On Thursday, I gave a 1 hour, 45 minute lecture to students at the International Christian University (ICU) in Tokyo. I was invited by Professori Mori, who teaches a class on international relations.
Hideayaki and Haruno, two of my Japanese friends, made this connection with ICU, and I am grateful.
(photo taken by Ken Anno-- thank you, Ken)
preparation for the lecture, I reminded myself of something very useful
I learned from Miki Kashtan a couple of year ago -- that people who
attend an introduction to NVC are not necessarily interested in, or
committed to, learning the skill sets of NVC (e.g. Observation,
Feeling, Need and Request).
And I have found this to be
especially true for groups -- such as this university class -- who do
not deliberately choose to attend a training, but instead it is
selected for them. The most extreme case of this is when I have been
invited to give a training at a workplace, and the employees are
"required" to attend -- this often creates an attitude of resentment
and resistance even before I arrive, which I then am faced with once I
In this class, obviously, the students had some
degree of "buy-in" because they voluntarily signed up for the course as
a whole.
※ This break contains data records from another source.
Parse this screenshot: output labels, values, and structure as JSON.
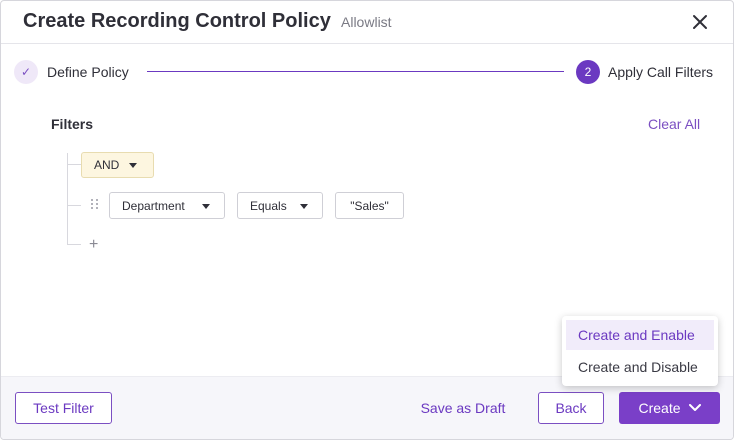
{
  "header": {
    "title": "Create Recording Control Policy",
    "subtitle": "Allowlist",
    "close_icon": "close-icon"
  },
  "stepper": {
    "steps": [
      {
        "label": "Define Policy",
        "state": "completed",
        "marker": "✓"
      },
      {
        "label": "Apply Call Filters",
        "state": "active",
        "marker": "2"
      }
    ]
  },
  "filters": {
    "heading": "Filters",
    "clear_all_label": "Clear All",
    "logic_operator": "AND",
    "rule": {
      "field": "Department",
      "operator": "Equals",
      "value": "\"Sales\""
    },
    "add_symbol": "+"
  },
  "footer": {
    "test_filter_label": "Test Filter",
    "save_draft_label": "Save as Draft",
    "back_label": "Back",
    "create_label": "Create"
  },
  "create_menu": {
    "items": [
      {
        "label": "Create and Enable",
        "highlighted": true
      },
      {
        "label": "Create and Disable",
        "highlighted": false
      }
    ]
  },
  "colors": {
    "accent": "#6b39c1",
    "and_bg": "#fdf6e0",
    "footer_bg": "#f6f6fa"
  }
}
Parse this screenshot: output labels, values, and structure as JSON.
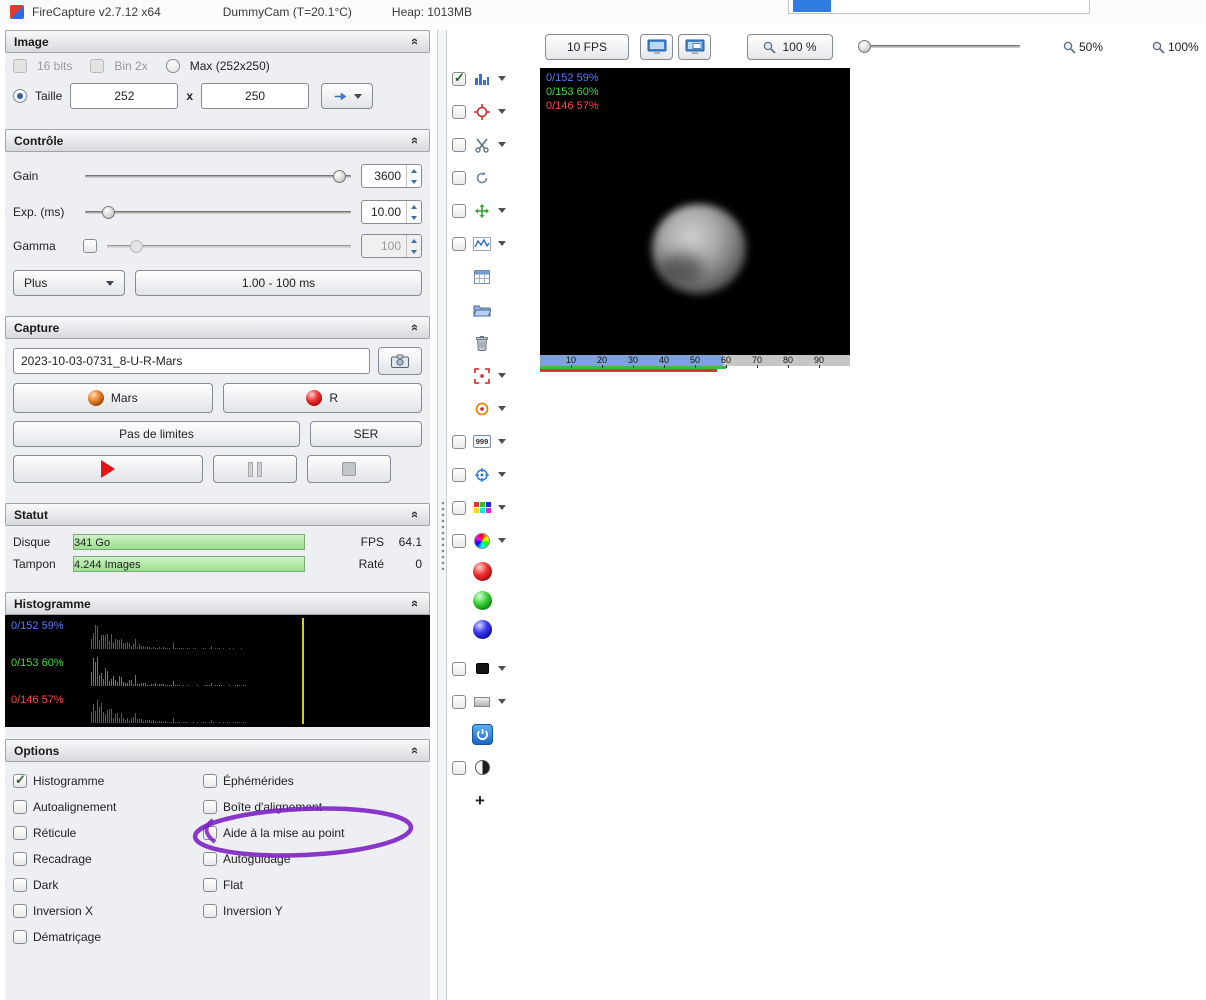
{
  "titlebar": {
    "app_title": "FireCapture v2.7.12 x64",
    "camera": "DummyCam (T=20.1°C)",
    "heap": "Heap: 1013MB"
  },
  "sections": {
    "image": {
      "title": "Image",
      "bits16_label": "16 bits",
      "bin2x_label": "Bin 2x",
      "max_label": "Max (252x250)",
      "taille_label": "Taille",
      "width_value": "252",
      "times_label": "x",
      "height_value": "250"
    },
    "controle": {
      "title": "Contrôle",
      "gain_label": "Gain",
      "gain_value": "3600",
      "exp_label": "Exp. (ms)",
      "exp_value": "10.00",
      "gamma_label": "Gamma",
      "gamma_value": "100",
      "plus_label": "Plus",
      "range_label": "1.00 - 100 ms"
    },
    "capture": {
      "title": "Capture",
      "filename": "2023-10-03-0731_8-U-R-Mars",
      "object_label": "Mars",
      "filter_label": "R",
      "limit_label": "Pas de limites",
      "format_label": "SER"
    },
    "statut": {
      "title": "Statut",
      "disque_label": "Disque",
      "disque_value": "341 Go",
      "fps_label": "FPS",
      "fps_value": "64.1",
      "tampon_label": "Tampon",
      "tampon_value": "4.244 Images",
      "rate_label": "Raté",
      "rate_value": "0"
    },
    "histogramme": {
      "title": "Histogramme",
      "channels": [
        {
          "label": "0/152 59%",
          "color": "#5b79ff",
          "bar_color": "#3c55cc",
          "pct": 59
        },
        {
          "label": "0/153 60%",
          "color": "#3ddc3d",
          "bar_color": "#27a827",
          "pct": 60
        },
        {
          "label": "0/146 57%",
          "color": "#ff4545",
          "bar_color": "#cc2a2a",
          "pct": 57
        }
      ],
      "marker_color": "#d3d300"
    },
    "options": {
      "title": "Options",
      "left": [
        {
          "label": "Histogramme",
          "checked": true
        },
        {
          "label": "Autoalignement",
          "checked": false
        },
        {
          "label": "Réticule",
          "checked": false
        },
        {
          "label": "Recadrage",
          "checked": false
        },
        {
          "label": "Dark",
          "checked": false
        },
        {
          "label": "Inversion X",
          "checked": false
        },
        {
          "label": "Dématriçage",
          "checked": false
        }
      ],
      "right": [
        {
          "label": "Éphémérides",
          "checked": false
        },
        {
          "label": "Boîte d'alignement",
          "checked": false
        },
        {
          "label": "Aide à la mise au point",
          "checked": false
        },
        {
          "label": "Autoguidage",
          "checked": false
        },
        {
          "label": "Flat",
          "checked": false
        },
        {
          "label": "Inversion Y",
          "checked": false
        }
      ],
      "annotation_color": "#7d22c3"
    }
  },
  "top_toolbar": {
    "fps_label": "10 FPS",
    "zoom_label": "100 %",
    "zoom_out_label": "50%",
    "zoom_in_label": "100%"
  },
  "side_toolbar": {
    "counter_label": "999",
    "add_label": "+",
    "checked": {
      "histogram": true
    }
  },
  "preview": {
    "scale_ticks": [
      "10",
      "20",
      "30",
      "40",
      "50",
      "60",
      "70",
      "80",
      "90"
    ],
    "scale_blue_pct": 59,
    "scale_green_pct": 60,
    "scale_red_pct": 57
  }
}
And to my extreme delight, my needs for receptivity and
partnership and inspiration were very, very deeply satisfied.
students, while they did not speak very much, seemed very engaged, and
I sensed this based on their eye contact, facial expressions and
nonverbal communication, including whenever I asked them to do
something, they all agreed (which met my need for trust).
the start, one of my favorite places to share NVC is in a university
setting, which strikes me as somewhat odd -- even to myself -- because
sometimes the institutional structure of universities sometimes makes
it harder to establish heart connection.